Just as it didn't begin with our first interaction, it also doesn't end when the transaction is complete. After all, I bought this thing for a reason, and now I'm eating it, driving it, reading it, playing with it. Maybe I'm recommending it to my friends. Or maybe it's defective and I need a refund. In any case, our relationship is developing and evolving. The customer journey continues.
To strengthen that bond we have started to develop, and retain me as a customer in future, you might want to keep in touch with me. Newsletters, exclusive special offers, an invitation to the launch of a new product – all these, and many more, help make me feel valued as a customer and keep reminding me that you exist, that you care about me as a customer, and that I should keep you in mind.
User journeys only cover interactions
A user journey is primarily concerned with describing a user's path through a website, app or other kind of digital service. It describes in detail the screens they see, the data they provide and the buttons they click.
Customer journey maps don't usually get into this level of detail about interactions (although they can, and with Narrandum we plan to move towards allowing users to add ever greater amounts of information). But they often contain information you wouldn't normally see in a user journey. The stages of a customer journey might be grouped into phases, such as before, during and after purchase. Within each stage, you're likely to find much more contextual information about where it's taken place, what's on the user's mind, and what else might be happening at the same time.
User journeys are repeatable
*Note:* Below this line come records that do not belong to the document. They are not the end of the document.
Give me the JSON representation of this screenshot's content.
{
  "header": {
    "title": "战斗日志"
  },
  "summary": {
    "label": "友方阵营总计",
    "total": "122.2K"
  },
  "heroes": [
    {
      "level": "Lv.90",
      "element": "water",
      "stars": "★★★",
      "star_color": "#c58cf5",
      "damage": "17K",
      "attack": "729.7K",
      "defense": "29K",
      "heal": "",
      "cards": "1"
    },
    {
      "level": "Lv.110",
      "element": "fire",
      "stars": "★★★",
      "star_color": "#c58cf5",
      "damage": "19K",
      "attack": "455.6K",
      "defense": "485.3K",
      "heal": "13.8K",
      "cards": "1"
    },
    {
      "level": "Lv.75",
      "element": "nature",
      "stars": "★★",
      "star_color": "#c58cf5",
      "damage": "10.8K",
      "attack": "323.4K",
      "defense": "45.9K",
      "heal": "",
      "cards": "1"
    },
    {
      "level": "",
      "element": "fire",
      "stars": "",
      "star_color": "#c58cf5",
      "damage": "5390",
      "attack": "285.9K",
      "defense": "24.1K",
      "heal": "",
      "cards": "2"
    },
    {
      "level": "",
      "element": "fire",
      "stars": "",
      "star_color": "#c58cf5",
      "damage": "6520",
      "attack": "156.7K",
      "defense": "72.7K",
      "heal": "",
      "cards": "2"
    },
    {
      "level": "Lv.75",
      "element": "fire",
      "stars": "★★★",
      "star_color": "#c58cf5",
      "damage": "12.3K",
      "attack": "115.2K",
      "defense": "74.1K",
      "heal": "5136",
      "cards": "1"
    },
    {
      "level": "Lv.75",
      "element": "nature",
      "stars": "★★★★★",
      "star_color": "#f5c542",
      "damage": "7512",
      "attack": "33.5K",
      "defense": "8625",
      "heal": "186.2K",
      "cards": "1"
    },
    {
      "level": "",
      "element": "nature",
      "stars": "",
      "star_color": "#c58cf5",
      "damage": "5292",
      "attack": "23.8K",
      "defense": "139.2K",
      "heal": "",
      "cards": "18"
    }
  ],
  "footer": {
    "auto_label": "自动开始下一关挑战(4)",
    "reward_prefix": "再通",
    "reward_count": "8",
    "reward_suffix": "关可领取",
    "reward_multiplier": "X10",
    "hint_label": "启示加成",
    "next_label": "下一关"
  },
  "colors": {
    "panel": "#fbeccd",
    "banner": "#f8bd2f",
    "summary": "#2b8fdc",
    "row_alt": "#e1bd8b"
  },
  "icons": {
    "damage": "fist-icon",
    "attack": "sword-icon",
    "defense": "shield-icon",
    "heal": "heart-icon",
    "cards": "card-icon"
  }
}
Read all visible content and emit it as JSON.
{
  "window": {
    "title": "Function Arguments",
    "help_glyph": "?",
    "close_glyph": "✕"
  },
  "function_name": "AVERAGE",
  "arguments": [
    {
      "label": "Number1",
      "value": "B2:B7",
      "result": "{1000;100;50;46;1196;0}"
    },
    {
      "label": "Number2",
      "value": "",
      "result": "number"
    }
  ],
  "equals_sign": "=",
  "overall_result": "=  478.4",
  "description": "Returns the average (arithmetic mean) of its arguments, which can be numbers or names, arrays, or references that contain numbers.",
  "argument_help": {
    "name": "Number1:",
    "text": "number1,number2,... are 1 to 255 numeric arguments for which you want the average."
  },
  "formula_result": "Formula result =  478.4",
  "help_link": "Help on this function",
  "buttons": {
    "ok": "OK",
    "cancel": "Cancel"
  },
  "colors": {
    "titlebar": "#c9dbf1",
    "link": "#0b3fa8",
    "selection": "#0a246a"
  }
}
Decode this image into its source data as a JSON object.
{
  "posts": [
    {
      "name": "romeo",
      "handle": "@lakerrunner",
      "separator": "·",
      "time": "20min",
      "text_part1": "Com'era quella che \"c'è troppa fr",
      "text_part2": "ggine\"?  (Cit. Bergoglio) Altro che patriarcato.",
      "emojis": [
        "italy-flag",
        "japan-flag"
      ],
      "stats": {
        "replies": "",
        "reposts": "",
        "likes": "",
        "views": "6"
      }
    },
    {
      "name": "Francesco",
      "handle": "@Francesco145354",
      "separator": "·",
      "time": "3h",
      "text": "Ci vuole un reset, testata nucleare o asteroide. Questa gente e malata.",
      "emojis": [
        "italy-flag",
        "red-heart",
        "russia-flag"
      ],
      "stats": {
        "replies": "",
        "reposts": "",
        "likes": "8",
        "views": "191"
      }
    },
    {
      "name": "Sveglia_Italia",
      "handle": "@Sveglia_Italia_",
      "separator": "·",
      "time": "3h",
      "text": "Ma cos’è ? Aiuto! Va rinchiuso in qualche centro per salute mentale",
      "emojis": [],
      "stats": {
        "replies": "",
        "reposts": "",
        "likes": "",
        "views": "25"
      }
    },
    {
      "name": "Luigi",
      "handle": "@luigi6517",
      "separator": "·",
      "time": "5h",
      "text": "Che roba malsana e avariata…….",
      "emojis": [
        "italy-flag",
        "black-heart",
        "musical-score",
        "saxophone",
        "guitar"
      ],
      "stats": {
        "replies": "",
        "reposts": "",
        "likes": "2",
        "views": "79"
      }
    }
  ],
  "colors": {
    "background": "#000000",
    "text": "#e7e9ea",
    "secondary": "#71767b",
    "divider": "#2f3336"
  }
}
Because they describe sequences of tasks and processes, it's possible that a user journey will unfold in exactly the same way every time. In fact, this is usually desirable, as a consistent system allows users to become familiar with it and find their way around it more easily. With a customer journey, this isn't the case. The purpose of a customer journey is to document change – at the end of the journey, everything should be fundamentally different, and things can never go back to how they were.
We hope this article helps you to understand what a customer journey is and how it differs from a user journey. It's a little confusing, isn't it? This is just one reason why at Narrandum, we like to talk in terms of stories. Everybody knows what a story is and how it works. We're all about making things easier to understand, and that begins with eliminating jargon from our own terminology wherever possible.
If you have any feedback on this article, we'd love to hear from you.